Grade Levels: K-3

This page provides information to support educators and families when teaching K-3 students about digital etiquette. It is designed to complement the Digital Etiquette Topic on BrainPOP Jr.  

The internet is a fun, educational, and interactive resource, but children should know there is an etiquette to online communication. Make sure children understand that etiquette refers to the rules that guide people to behave respectfully. 

Behaving respectfully online is known as digital etiquette. Digital etiquette helps us be as polite online as we are in person. It provides guidelines that help people communicate their thoughts clearly and respectfully. Discuss with children how, when we talk face to face, we often look and listen to understand how the other person feels. 

But when we’re online, we can’t always see or hear the other person. We might confuse someone or get confused by their responses. That’s why it’s important for everyone to share their thoughts clearly when communicating online.  

Proper spelling, grammar, and punctuation help people understand us more easily, so we should try to follow those guidelines whenever we write. Let children know that it’s O.K. if they make mistakes—we all do! It’s trying that is important. 

Other digital etiquette tips for children include reminding them never to use “all caps,” (LIKE THIS) because it means they are yelling. No one likes to be shouted at, so encourage children only to use all caps when they’re really, really excited about something. Also, children should know it’s helpful to stick to the topic when answering questions or making comments online: this helps keep everyone focused and prevents misunderstandings. 

Remind children that empathy is understanding the feelings of another person. In digital etiquette, empathy helps us think about how people might feel about what we post online. When children write something, they should imagine someone else reading it. How would it make them feel? How would they feel if someone wrote that to or about them? 

The basic guideline is to treat people online the same way we’d treat them in person. Children wouldn’t yell at someone in real life if they disagreed with them about a book or a game, so they shouldn’t do that online either. Also, let children know that it’s just as mean to share someone else’s secrets online as it is in person. The basic rule is to be kind when sharing online. 

There is also an etiquette about sharing photos and videos online. It’s fun for children to see all the stuff friends post, but when sharing a photo or video with other people in it, they should always ask beforehand if it’s O.K. to share. Even if a friend has created some cool artwork, children should get permission before posting a picture, and be sure to name their friend as the artist. 

Again, remind children about empathy: thinking about how people might feel when they see an image or video that someone else posts. If something is not kind, or not theirs to share, then children should know not to share it. 

Discuss with children how they can practice digital etiquette when learning remotely. Remind them that it’s important to find a quiet place where they can focus. And just like in real life, students should arrive on time, ready to learn, and  to come prepared with books, homework, paper and pencils, and anything else their teacher asked them to bring. 

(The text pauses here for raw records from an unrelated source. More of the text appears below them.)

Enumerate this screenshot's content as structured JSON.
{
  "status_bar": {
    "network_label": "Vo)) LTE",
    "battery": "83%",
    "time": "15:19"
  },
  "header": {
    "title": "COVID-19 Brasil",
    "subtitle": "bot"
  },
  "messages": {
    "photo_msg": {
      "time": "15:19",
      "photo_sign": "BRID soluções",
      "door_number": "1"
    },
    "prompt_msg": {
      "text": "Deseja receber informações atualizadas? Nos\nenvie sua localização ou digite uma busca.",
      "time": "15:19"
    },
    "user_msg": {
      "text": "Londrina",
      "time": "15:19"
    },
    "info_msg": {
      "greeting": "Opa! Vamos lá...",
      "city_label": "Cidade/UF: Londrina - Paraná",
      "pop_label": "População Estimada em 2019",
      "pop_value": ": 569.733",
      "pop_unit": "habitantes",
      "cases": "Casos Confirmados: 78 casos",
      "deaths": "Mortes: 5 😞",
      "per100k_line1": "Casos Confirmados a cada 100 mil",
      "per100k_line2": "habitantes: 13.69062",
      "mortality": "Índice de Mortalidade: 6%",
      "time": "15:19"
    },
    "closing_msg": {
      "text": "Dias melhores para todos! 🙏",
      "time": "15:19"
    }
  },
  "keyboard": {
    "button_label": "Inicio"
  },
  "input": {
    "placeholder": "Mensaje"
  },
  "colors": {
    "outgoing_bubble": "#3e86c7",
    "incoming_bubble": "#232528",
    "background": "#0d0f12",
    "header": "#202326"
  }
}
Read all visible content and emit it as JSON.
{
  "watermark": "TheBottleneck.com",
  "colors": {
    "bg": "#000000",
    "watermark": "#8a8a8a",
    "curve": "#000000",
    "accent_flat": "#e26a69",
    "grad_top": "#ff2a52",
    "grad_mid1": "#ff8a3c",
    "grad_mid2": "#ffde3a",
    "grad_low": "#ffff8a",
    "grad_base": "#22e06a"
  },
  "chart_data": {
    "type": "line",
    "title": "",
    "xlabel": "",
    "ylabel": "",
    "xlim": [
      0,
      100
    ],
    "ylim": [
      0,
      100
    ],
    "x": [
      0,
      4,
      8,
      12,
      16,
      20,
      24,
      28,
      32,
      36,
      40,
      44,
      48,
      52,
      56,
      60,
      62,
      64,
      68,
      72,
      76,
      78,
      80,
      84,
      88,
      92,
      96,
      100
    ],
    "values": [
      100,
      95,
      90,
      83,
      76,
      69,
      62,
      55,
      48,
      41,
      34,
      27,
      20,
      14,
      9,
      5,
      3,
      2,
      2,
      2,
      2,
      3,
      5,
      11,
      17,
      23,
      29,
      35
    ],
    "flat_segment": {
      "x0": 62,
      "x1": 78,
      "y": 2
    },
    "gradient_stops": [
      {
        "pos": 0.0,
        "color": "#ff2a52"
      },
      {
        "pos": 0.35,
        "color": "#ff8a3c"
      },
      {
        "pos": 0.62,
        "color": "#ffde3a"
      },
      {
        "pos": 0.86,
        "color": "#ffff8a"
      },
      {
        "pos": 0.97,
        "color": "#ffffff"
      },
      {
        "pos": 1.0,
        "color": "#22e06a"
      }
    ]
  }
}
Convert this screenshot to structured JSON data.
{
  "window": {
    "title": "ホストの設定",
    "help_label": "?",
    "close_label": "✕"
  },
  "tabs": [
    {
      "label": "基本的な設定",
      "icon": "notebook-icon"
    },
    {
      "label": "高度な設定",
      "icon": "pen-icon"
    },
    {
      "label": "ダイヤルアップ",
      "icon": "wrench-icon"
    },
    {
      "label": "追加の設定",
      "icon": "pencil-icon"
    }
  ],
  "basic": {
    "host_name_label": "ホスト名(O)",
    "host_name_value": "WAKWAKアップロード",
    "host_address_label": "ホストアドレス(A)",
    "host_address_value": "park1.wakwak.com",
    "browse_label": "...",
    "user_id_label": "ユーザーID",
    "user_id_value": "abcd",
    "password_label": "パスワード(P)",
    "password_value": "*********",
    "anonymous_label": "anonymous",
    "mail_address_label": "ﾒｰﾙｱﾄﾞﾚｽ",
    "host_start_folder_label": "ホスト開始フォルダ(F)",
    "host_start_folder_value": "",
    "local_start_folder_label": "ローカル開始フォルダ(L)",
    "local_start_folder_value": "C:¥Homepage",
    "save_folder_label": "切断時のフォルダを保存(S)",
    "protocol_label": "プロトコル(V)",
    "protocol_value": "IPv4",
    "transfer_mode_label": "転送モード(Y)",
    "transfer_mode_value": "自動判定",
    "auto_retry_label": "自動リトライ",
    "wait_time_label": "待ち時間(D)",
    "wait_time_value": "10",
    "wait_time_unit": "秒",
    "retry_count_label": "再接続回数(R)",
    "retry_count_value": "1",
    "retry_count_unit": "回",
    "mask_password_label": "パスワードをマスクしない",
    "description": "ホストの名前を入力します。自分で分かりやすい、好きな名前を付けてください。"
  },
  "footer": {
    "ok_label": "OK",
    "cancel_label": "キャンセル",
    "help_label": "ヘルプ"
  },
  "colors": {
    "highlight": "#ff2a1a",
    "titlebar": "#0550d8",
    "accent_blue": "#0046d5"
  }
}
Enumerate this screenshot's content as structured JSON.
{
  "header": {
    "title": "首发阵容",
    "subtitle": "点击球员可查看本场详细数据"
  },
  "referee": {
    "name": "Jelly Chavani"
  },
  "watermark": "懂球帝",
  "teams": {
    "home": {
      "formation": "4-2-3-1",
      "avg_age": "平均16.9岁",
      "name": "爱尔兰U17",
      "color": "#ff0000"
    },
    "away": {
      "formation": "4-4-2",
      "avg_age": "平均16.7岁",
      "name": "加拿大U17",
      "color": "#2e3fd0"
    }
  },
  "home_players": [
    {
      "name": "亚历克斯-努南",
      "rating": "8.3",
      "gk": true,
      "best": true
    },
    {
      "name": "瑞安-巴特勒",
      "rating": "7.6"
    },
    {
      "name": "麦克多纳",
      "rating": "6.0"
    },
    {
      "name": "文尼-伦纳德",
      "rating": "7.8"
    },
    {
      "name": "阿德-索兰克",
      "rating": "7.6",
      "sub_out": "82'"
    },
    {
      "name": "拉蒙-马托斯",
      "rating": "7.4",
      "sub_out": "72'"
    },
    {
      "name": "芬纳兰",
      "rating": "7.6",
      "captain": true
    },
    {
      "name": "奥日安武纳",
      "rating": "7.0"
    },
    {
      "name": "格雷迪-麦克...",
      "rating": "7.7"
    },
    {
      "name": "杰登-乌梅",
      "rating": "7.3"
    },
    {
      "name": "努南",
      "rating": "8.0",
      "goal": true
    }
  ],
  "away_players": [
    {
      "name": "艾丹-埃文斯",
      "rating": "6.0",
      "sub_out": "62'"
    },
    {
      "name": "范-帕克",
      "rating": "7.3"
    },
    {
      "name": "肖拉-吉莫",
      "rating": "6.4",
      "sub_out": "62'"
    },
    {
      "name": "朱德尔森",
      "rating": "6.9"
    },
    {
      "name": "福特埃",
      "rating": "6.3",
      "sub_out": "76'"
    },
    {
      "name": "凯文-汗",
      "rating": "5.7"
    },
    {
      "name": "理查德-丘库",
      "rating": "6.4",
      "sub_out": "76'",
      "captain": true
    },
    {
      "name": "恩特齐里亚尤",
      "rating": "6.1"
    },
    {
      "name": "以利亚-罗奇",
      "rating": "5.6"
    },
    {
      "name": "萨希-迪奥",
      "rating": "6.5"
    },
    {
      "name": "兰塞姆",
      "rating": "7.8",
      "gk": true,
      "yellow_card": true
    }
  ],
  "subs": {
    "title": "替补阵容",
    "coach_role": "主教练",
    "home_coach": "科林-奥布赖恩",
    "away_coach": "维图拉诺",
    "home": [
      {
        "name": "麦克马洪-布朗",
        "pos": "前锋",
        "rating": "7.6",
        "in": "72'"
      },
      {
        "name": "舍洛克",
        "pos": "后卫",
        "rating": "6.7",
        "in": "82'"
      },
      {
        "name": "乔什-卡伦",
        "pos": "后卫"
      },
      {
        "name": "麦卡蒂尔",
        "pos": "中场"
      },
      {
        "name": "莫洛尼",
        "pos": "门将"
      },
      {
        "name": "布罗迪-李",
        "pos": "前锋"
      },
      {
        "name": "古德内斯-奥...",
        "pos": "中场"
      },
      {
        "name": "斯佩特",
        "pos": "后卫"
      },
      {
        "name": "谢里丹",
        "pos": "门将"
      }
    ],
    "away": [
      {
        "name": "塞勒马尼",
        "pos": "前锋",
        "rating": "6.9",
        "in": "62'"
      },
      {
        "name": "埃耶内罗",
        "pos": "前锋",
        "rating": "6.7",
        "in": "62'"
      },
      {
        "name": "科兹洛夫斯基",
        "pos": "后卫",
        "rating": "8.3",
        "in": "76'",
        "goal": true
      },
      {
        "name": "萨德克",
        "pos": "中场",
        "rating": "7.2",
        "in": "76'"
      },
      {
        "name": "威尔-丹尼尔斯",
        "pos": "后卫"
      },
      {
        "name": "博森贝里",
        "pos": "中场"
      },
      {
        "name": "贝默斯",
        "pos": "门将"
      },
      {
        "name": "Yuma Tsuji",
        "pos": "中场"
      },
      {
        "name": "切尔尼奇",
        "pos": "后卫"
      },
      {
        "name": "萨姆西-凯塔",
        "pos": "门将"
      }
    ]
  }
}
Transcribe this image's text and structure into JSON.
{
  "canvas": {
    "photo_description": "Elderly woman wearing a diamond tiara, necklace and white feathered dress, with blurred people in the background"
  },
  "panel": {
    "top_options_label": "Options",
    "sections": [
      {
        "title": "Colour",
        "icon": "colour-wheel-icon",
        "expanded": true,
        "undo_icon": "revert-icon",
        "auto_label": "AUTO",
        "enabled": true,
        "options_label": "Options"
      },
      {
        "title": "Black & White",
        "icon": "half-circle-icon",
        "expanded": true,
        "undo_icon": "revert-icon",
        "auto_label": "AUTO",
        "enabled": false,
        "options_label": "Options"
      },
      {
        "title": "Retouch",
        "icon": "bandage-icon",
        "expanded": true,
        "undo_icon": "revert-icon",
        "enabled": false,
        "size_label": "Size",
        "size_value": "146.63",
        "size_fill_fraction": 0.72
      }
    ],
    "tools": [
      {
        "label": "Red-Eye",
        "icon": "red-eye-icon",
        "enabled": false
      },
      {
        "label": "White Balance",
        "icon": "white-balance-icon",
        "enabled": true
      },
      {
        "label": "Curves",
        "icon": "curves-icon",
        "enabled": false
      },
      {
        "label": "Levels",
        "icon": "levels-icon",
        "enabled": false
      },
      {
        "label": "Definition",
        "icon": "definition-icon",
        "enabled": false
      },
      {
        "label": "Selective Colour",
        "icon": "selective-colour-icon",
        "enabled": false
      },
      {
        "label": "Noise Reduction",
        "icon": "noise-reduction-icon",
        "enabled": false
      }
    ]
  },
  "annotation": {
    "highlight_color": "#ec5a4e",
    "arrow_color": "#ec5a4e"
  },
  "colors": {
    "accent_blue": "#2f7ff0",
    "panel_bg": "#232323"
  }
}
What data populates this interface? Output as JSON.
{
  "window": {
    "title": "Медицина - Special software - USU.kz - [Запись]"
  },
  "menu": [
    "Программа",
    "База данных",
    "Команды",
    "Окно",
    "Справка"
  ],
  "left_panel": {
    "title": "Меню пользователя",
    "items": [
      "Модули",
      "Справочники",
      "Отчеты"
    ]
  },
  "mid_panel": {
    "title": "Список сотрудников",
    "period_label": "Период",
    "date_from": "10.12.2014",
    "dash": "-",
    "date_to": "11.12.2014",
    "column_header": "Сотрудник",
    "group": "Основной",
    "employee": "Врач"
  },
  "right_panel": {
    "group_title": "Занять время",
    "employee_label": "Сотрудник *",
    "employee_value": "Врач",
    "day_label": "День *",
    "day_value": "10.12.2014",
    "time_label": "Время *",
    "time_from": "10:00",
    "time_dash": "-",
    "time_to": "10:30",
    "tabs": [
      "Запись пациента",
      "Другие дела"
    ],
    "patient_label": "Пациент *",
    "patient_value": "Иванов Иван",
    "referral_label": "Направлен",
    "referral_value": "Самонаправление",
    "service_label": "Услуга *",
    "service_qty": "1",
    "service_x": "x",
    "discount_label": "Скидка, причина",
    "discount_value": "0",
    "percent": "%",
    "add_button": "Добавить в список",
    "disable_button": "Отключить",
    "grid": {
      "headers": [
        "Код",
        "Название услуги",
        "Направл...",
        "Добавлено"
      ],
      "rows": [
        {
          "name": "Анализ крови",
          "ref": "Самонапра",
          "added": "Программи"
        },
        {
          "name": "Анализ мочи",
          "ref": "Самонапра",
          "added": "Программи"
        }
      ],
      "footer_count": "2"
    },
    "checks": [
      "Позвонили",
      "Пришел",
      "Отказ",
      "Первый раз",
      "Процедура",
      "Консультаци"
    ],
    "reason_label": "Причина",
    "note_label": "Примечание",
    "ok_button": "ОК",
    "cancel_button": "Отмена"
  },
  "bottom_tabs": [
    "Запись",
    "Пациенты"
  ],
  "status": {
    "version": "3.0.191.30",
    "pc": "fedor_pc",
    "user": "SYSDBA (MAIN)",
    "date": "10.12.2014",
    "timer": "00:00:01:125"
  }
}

Online learning can be a challenge, but it helps to sit up straight and pay attention, just like in regular class. And when students want to say something, they can raise their hands. Children also can show respect by keeping the camera facing them, so teachers and classmates can see and understand them.

Listening for directions is important for online learning, so remind children to pay attention! Teachers might ask them to turn cameras on or off, or  to mute themselves to make it easier for everyone to hear. Children should only use the chat box when the teacher asks them to and, just like in the classroom, they should stick to the topic when having a class discussion.

Invite children to make the connection between online behavior and behavior in real life. No one would eat in the classroom or play with pets during a lesson in school, so they shouldn’t do it at home. 

By teaching children digital etiquette, we’re creating patterns for a healthy and happy online life, and giving them the long-term tools that will keep their internet use safe and respectful.